In tears, I begged Todd to understand that I wanted an education and a career. I also said I was interested in drama, and a downtown college had just the program for me. Sobbing, I asked how he could be so mean: “You’ve just reduced my dreams to low wages, brawl, trouble …”
Todd seemed to regret his hasty criticism, and seeing my distress, he softened a bit. “Okay, if you’re serious about this stuff, we’ll talk about it later.” But every time I mentioned college courses, Todd would say something like, “You know, we can spend that money all on you at the Stratford Festival.” In the end, I never set foot in any school.

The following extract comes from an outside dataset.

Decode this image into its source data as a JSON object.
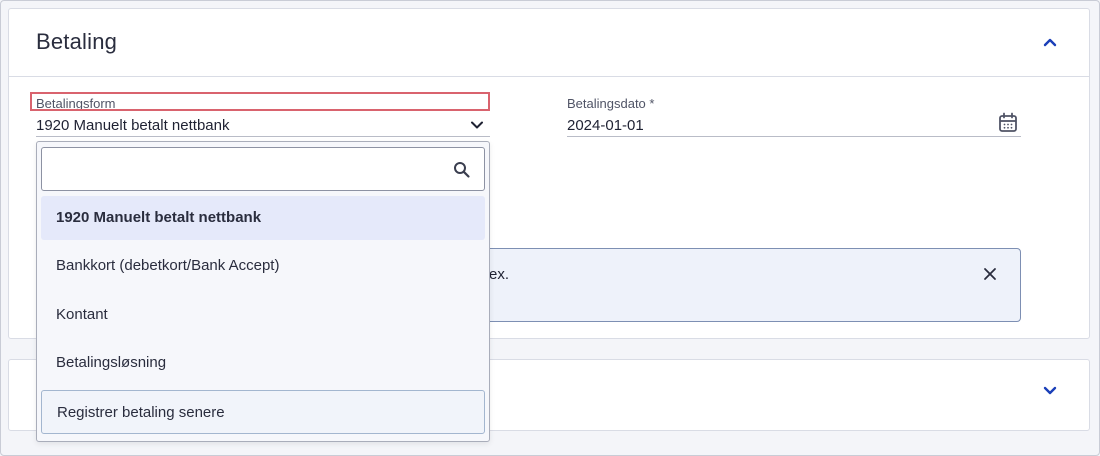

I also realized if I wanted an education, I’d need to pay for it.
Fifteen years later…
After fifteen years with Todd, I’m middle-aged, married, and living in a beautiful Art Deco penthouse. We enjoy well-invested assets, excellent fitness facilities, and exotic holidays. But I have neither a career nor concrete plans to go back to school. I have also molded my whole world around a single identity: Todd McIver’s spouse.
A fitness magazine shows me how people self-direct to achieve goals based on how well they can meet their needs. These needs start from basic ones such as food, water, and shelter, to higher ones such as identity and sense of belonging, to even higher ones such as self-esteem and significant relationships, to ultimately their highest desires and success – as lower needs are met.
I haven’t looked at my needs very much outside of marriage. My life revolved around it, and we’ve vowed to take care of each other for life – even if things are not exactly suited to me. Todd’s happiness and our marital stability have always come first. At this juncture, how should I tell Todd about my needs and goals? How can I help him see that I’ve matured since I was a twenty-two-year-old waiter? Furthermore, can Todd understand that having my own success may make me a more interesting partner to him?
My dilemma needs guidance from people who can help me. I remember how my teachers always supported Aunt Mary and me back in Thunder Bay. I wish a teacher or counselor could give me some advice now.
But I’ll try talking with Todd first. We have a lot to sort out as mature adults, such as learning about needs and how to meet them – for ourselves and each other. I’m hoping Todd and I can work things out and still take care of each other like we’ve solemnly promised. I’ll try discussing these matters calmly and respectfully as evidence of my maturity. These would be the first steps in self-direction and maybe the kind of success I want.
Gabriel Henry’s story was told to Mina Wong